First and foremost this is a Columbia Tristar Special Edition which are never lacking in special features. This disc is packed.

What do we have? Well to begin with there's an audio commentary with director McG and cinematographer Russell Carpenter. This is an energetic track as first timer McG shares his thoughts and praises Carpenter - who worked on the Titanic. Many times throughout the track McG thanks Carpenter for being so easy to work with and making his first film so easy to make.

Charlie's Angels
In addition to the commentary we have a slew of short featurettes dealing with everything from the Fashion to the Special Effects to director McG. These are all fairly short and some are more informative then others. I doubt anyone will watch them more then once but they are worth checking out if your a fan of the film.

Up next we have 3 deleted and extended scenes with introductions and partial commentary from director McG. While these scenes are funny they were rightly cut from the final film. Keeping them in would have seriously affected the pacing.

Next we have some bloopers which were a bit of a disappointment to me, as they are just a rehash of the bloopers that ran over the credits. You can't tell me that with a movie of this nature there weren't more bloopers to be had. Oh well..

Music Videos, we are given 2 music videos, Apollo 440's cover of the Charlie's Angels theme and the video for the mega smash hit single Independent Women by Destiny's Child.

Last up we are given a collection of trailers for both currently available Columbia movies and upcoming releases. The trailers are presented in various formats. Charlie's Angel (Teaser and Theatrical Trailer) are in DD 5.1, Crouching Tiger, Hidden Dragon (DD 2.0), Vertical Limit (DD 5.1), The Adventures of Joe Dirt (5.1), and My Best Friends Wedding (DD 2.0).
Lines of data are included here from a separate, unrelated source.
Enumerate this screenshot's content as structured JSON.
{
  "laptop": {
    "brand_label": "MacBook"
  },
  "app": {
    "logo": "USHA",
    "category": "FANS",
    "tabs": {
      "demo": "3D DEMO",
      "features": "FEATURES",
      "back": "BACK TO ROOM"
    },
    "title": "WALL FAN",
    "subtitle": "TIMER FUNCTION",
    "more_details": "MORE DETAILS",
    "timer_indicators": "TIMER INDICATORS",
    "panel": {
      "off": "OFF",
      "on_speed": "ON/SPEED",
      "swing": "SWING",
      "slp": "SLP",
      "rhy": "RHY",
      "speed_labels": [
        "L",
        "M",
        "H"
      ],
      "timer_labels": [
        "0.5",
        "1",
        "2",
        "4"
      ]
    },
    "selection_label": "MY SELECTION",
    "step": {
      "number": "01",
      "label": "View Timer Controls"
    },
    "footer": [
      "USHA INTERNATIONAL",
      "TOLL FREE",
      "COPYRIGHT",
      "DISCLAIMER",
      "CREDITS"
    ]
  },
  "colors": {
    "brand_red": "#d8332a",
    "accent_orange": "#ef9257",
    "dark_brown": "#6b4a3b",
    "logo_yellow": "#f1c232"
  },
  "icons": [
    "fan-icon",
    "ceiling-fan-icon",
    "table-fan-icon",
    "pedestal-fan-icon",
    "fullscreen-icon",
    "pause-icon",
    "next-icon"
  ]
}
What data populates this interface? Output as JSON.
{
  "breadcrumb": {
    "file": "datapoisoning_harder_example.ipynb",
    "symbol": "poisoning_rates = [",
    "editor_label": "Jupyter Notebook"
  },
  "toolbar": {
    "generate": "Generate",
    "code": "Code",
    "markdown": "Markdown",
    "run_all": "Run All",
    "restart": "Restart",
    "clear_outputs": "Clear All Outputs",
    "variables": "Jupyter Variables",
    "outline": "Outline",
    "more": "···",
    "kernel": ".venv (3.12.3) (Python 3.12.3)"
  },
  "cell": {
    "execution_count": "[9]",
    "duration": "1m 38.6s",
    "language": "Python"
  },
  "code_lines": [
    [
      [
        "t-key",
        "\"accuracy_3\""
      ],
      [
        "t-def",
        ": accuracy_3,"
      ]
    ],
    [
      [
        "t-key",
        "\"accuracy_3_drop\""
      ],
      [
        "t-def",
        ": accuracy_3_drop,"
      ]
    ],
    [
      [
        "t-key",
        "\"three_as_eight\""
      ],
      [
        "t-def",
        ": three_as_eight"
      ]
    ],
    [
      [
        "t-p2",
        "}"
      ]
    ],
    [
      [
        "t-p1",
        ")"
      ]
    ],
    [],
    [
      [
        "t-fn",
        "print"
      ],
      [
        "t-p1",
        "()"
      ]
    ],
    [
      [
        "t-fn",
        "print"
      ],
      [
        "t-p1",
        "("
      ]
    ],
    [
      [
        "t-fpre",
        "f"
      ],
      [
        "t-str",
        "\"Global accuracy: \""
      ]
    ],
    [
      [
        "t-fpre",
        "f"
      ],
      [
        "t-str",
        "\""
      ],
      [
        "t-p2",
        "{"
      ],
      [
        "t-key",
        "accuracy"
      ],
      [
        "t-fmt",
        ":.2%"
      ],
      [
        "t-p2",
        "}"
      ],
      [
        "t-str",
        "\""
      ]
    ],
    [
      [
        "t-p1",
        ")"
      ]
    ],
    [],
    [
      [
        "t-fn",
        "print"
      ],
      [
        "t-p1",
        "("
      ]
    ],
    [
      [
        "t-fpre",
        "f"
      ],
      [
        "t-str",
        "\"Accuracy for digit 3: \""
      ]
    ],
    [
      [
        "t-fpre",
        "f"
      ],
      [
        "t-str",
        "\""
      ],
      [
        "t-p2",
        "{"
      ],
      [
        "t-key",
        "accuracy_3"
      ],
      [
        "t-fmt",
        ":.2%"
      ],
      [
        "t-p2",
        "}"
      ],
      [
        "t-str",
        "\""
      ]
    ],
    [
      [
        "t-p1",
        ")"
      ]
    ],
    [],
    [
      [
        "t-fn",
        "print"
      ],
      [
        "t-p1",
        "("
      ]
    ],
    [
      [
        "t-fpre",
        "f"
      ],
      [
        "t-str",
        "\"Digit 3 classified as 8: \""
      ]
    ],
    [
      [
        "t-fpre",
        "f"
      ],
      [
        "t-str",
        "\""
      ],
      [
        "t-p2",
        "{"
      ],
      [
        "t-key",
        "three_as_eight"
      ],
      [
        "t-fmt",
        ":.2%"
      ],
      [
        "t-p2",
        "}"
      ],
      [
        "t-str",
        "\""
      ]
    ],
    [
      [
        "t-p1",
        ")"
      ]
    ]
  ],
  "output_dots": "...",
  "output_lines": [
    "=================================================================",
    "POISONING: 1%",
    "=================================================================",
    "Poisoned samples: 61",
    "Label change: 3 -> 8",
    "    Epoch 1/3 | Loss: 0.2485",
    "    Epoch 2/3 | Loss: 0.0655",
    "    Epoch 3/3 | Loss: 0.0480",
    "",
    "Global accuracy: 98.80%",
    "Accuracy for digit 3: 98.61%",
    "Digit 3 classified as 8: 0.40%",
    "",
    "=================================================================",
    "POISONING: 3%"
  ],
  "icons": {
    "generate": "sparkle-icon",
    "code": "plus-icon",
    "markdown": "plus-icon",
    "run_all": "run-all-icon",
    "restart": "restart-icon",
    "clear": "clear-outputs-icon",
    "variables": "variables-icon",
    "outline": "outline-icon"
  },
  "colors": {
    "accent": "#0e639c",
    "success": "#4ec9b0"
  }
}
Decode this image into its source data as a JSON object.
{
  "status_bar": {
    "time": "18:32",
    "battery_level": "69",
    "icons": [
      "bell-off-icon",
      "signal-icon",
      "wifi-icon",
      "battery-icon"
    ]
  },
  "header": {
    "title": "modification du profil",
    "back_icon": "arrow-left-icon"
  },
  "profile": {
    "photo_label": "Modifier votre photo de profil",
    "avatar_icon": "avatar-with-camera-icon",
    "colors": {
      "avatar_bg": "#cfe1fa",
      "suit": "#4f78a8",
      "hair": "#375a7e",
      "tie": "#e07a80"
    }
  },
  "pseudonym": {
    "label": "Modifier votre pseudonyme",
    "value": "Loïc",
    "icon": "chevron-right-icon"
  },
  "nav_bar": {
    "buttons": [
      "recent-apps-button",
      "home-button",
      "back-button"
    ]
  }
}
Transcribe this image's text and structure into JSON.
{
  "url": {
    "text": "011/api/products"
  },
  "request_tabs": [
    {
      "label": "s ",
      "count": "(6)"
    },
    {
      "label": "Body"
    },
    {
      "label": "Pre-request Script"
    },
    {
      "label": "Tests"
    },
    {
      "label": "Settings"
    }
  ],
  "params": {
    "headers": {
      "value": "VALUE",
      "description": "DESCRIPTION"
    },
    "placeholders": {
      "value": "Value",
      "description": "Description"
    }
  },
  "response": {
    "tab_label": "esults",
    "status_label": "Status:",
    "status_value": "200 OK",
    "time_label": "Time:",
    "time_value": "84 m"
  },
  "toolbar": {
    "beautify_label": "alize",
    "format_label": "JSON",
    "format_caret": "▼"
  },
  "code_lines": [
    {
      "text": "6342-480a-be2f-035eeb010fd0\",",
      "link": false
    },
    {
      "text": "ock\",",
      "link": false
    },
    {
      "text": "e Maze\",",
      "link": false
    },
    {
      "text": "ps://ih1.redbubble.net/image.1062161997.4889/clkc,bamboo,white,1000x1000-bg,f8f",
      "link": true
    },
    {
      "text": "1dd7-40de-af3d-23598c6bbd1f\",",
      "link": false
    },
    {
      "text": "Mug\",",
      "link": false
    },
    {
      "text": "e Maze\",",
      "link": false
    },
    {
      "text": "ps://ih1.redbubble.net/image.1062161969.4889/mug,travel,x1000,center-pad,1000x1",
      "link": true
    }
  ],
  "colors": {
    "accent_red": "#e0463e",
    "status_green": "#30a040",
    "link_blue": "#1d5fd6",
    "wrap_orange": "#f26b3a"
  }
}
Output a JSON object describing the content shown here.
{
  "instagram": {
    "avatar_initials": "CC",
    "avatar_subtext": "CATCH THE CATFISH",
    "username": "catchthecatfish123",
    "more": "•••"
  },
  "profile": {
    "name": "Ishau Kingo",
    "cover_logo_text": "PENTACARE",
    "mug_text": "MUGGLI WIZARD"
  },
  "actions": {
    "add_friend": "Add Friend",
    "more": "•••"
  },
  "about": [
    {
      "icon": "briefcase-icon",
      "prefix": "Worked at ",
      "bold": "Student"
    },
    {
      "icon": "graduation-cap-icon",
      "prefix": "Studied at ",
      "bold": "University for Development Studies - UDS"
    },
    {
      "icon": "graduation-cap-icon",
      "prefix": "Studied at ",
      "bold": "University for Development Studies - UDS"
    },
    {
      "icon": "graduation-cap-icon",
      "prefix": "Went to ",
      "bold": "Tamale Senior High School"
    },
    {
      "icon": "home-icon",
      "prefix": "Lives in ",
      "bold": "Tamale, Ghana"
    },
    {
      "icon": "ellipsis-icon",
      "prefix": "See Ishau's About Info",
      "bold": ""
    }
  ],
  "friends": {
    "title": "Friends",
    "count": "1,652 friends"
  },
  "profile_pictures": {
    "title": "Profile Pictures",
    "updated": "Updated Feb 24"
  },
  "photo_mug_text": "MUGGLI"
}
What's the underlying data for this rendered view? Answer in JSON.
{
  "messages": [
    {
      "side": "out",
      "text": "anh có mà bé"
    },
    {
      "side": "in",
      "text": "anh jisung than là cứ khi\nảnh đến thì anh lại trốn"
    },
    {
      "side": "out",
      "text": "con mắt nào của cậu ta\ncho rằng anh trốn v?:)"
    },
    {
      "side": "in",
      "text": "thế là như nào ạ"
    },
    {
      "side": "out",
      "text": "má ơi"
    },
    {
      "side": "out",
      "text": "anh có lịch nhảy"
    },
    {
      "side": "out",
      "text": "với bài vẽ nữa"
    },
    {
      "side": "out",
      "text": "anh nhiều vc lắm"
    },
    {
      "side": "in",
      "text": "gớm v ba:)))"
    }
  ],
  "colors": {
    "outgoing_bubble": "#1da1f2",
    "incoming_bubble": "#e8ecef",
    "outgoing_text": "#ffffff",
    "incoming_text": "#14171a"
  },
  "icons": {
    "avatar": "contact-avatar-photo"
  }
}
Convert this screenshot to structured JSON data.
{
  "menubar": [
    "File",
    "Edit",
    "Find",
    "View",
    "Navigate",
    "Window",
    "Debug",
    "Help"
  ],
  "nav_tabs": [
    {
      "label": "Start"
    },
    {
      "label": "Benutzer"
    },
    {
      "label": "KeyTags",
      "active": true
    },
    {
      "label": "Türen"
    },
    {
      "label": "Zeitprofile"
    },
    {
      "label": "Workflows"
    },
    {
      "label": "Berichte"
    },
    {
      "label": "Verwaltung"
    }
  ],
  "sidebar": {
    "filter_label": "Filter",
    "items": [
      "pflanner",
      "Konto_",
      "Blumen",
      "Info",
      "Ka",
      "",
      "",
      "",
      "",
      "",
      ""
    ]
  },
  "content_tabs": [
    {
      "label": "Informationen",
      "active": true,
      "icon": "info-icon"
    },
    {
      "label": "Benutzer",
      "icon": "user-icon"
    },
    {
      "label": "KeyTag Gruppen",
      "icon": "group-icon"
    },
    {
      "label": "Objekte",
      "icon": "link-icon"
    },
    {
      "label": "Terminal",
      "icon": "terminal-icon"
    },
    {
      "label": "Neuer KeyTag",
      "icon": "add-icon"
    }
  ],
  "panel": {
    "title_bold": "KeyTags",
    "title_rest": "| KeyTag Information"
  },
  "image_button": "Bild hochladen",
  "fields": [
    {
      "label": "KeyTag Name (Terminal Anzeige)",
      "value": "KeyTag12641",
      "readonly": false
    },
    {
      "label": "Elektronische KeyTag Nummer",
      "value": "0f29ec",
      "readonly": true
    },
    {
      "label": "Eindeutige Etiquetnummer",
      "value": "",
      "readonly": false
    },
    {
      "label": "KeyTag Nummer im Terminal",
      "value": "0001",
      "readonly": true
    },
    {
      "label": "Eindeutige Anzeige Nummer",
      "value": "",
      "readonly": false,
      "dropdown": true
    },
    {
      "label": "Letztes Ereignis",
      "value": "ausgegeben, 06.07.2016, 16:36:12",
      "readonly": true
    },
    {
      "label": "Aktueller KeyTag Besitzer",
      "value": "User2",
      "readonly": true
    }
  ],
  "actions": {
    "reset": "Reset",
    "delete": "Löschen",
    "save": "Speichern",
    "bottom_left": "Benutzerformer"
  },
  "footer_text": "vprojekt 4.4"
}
If your looking for a way to escape from reality for a couple hours, Charlie's Angels is the movie for you. A Great disc for a great movie.